[Provided records Boundary: Start]
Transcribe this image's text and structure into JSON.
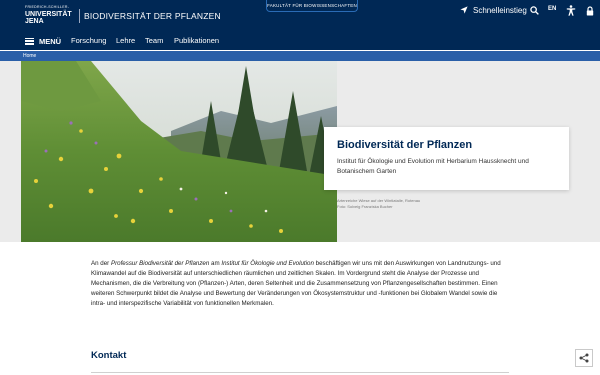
{
  "header": {
    "logo_line1": "FRIEDRICH-SCHILLER-",
    "logo_line2": "UNIVERSITÄT",
    "logo_line3": "JENA",
    "site_title": "BIODIVERSITÄT DER PFLANZEN",
    "faculty_tab": "FAKULTÄT FÜR BIOWISSENSCHAFTEN",
    "quick_entry": "Schnelleinstieg",
    "language": "EN"
  },
  "nav": {
    "menu_label": "MENÜ",
    "items": [
      "Forschung",
      "Lehre",
      "Team",
      "Publikationen"
    ]
  },
  "breadcrumb": {
    "home": "Home"
  },
  "hero": {
    "title": "Biodiversität der Pflanzen",
    "subtitle": "Institut für Ökologie und Evolution mit Herbarium Haussknecht und Botanischem Garten",
    "caption_line1": "Artenreiche Wiese auf der Wintlatalle, Rotenau",
    "caption_line2": "Foto: Solveig Franziska Bucher"
  },
  "intro": {
    "part1": "An der ",
    "em1": "Professur Biodiversität der Pflanzen",
    "part2": " am ",
    "em2": "Institut für Ökologie und Evolution",
    "part3": " beschäftigen wir uns mit den Auswirkungen von Landnutzungs- und Klimawandel auf die Biodiversität auf unterschiedlichen räumlichen und zeitlichen Skalen. Im Vordergrund steht die Analyse der Prozesse und Mechanismen, die die Verbreitung von (Pflanzen-) Arten, deren Seltenheit und die Zusammensetzung von Pflanzengesellschaften bestimmen. Einen weiteren Schwerpunkt bildet die Analyse und Bewertung der Veränderungen von Ökosystemstruktur und -funktionen bei Globalem Wandel sowie die intra- und interspezifische Variabilität von funktionellen Merkmalen."
  },
  "contact": {
    "heading": "Kontakt"
  },
  "colors": {
    "primary": "#002855",
    "accent": "#2a5fa8",
    "hero_background": "#ebebeb"
  },
  "icons": {
    "quick_entry": "location-arrow-icon",
    "search": "search-icon",
    "accessibility": "accessibility-icon",
    "lock": "lock-icon",
    "menu": "hamburger-icon",
    "share": "share-icon"
  }
}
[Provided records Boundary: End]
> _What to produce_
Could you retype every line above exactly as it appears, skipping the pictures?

> _Exercise response_
Transcribe this image's text and structure into JSON.
{
  "header": {
    "logo_line1": "FRIEDRICH-SCHILLER-",
    "logo_line2": "UNIVERSITÄT",
    "logo_line3": "JENA",
    "site_title": "BIODIVERSITÄT DER PFLANZEN",
    "faculty_tab": "FAKULTÄT FÜR BIOWISSENSCHAFTEN",
    "quick_entry": "Schnelleinstieg",
    "language": "EN"
  },
  "nav": {
    "menu_label": "MENÜ",
    "items": [
      "Forschung",
      "Lehre",
      "Team",
      "Publikationen"
    ]
  },
  "breadcrumb": {
    "home": "Home"
  },
  "hero": {
    "title": "Biodiversität der Pflanzen",
    "subtitle": "Institut für Ökologie und Evolution mit Herbarium Haussknecht und Botanischem Garten",
    "caption_line1": "Artenreiche Wiese auf der Wintlatalle, Rotenau",
    "caption_line2": "Foto: Solveig Franziska Bucher"
  },
  "intro": {
    "part1": "An der ",
    "em1": "Professur Biodiversität der Pflanzen",
    "part2": " am ",
    "em2": "Institut für Ökologie und Evolution",
    "part3": " beschäftigen wir uns mit den Auswirkungen von Landnutzungs- und Klimawandel auf die Biodiversität auf unterschiedlichen räumlichen und zeitlichen Skalen. Im Vordergrund steht die Analyse der Prozesse und Mechanismen, die die Verbreitung von (Pflanzen-) Arten, deren Seltenheit und die Zusammensetzung von Pflanzengesellschaften bestimmen. Einen weiteren Schwerpunkt bildet die Analyse und Bewertung der Veränderungen von Ökosystemstruktur und -funktionen bei Globalem Wandel sowie die intra- und interspezifische Variabilität von funktionellen Merkmalen."
  },
  "contact": {
    "heading": "Kontakt"
  },
  "colors": {
    "primary": "#002855",
    "accent": "#2a5fa8",
    "hero_background": "#ebebeb"
  },
  "icons": {
    "quick_entry": "location-arrow-icon",
    "search": "search-icon",
    "accessibility": "accessibility-icon",
    "lock": "lock-icon",
    "menu": "hamburger-icon",
    "share": "share-icon"
  }
}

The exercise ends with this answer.